____ Supplied material

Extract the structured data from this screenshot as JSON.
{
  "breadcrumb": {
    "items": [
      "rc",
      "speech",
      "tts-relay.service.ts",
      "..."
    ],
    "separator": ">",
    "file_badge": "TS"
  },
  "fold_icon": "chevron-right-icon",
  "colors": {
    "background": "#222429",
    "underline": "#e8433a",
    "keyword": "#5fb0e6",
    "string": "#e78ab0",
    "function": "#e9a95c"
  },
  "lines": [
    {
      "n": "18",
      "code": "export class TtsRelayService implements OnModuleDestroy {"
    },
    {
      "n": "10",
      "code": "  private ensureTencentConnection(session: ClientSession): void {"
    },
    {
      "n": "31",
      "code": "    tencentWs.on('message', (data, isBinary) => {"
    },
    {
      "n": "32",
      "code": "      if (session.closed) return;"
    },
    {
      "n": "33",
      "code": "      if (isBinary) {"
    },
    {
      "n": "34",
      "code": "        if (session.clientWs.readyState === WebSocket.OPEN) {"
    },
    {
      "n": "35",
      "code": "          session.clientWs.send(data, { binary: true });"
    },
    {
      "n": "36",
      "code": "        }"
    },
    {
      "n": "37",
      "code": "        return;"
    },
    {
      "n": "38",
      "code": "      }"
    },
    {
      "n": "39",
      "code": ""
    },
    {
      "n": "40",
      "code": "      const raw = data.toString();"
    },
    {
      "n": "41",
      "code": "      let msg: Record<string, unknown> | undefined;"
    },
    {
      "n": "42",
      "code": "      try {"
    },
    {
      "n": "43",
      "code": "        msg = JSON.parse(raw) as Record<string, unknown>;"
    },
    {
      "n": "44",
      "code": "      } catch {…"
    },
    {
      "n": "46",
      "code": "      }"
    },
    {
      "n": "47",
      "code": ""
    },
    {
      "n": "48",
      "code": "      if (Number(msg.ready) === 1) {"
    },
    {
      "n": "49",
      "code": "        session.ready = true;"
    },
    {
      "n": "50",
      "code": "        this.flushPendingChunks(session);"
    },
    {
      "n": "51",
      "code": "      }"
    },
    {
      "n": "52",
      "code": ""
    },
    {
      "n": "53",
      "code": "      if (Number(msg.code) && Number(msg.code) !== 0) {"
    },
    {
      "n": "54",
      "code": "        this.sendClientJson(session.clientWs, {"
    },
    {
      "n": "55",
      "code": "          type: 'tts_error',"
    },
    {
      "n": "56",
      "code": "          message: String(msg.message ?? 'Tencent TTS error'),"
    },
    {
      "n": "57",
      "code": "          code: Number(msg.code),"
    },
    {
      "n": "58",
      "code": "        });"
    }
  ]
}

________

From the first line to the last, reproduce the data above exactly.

Task response >>
Extract the structured data from this screenshot as JSON.
{
  "breadcrumb": {
    "items": [
      "rc",
      "speech",
      "tts-relay.service.ts",
      "..."
    ],
    "separator": ">",
    "file_badge": "TS"
  },
  "fold_icon": "chevron-right-icon",
  "colors": {
    "background": "#222429",
    "underline": "#e8433a",
    "keyword": "#5fb0e6",
    "string": "#e78ab0",
    "function": "#e9a95c"
  },
  "lines": [
    {
      "n": "18",
      "code": "export class TtsRelayService implements OnModuleDestroy {"
    },
    {
      "n": "10",
      "code": "  private ensureTencentConnection(session: ClientSession): void {"
    },
    {
      "n": "31",
      "code": "    tencentWs.on('message', (data, isBinary) => {"
    },
    {
      "n": "32",
      "code": "      if (session.closed) return;"
    },
    {
      "n": "33",
      "code": "      if (isBinary) {"
    },
    {
      "n": "34",
      "code": "        if (session.clientWs.readyState === WebSocket.OPEN) {"
    },
    {
      "n": "35",
      "code": "          session.clientWs.send(data, { binary: true });"
    },
    {
      "n": "36",
      "code": "        }"
    },
    {
      "n": "37",
      "code": "        return;"
    },
    {
      "n": "38",
      "code": "      }"
    },
    {
      "n": "39",
      "code": ""
    },
    {
      "n": "40",
      "code": "      const raw = data.toString();"
    },
    {
      "n": "41",
      "code": "      let msg: Record<string, unknown> | undefined;"
    },
    {
      "n": "42",
      "code": "      try {"
    },
    {
      "n": "43",
      "code": "        msg = JSON.parse(raw) as Record<string, unknown>;"
    },
    {
      "n": "44",
      "code": "      } catch {…"
    },
    {
      "n": "46",
      "code": "      }"
    },
    {
      "n": "47",
      "code": ""
    },
    {
      "n": "48",
      "code": "      if (Number(msg.ready) === 1) {"
    },
    {
      "n": "49",
      "code": "        session.ready = true;"
    },
    {
      "n": "50",
      "code": "        this.flushPendingChunks(session);"
    },
    {
      "n": "51",
      "code": "      }"
    },
    {
      "n": "52",
      "code": ""
    },
    {
      "n": "53",
      "code": "      if (Number(msg.code) && Number(msg.code) !== 0) {"
    },
    {
      "n": "54",
      "code": "        this.sendClientJson(session.clientWs, {"
    },
    {
      "n": "55",
      "code": "          type: 'tts_error',"
    },
    {
      "n": "56",
      "code": "          message: String(msg.message ?? 'Tencent TTS error'),"
    },
    {
      "n": "57",
      "code": "          code: Number(msg.code),"
    },
    {
      "n": "58",
      "code": "        });"
    }
  ]
}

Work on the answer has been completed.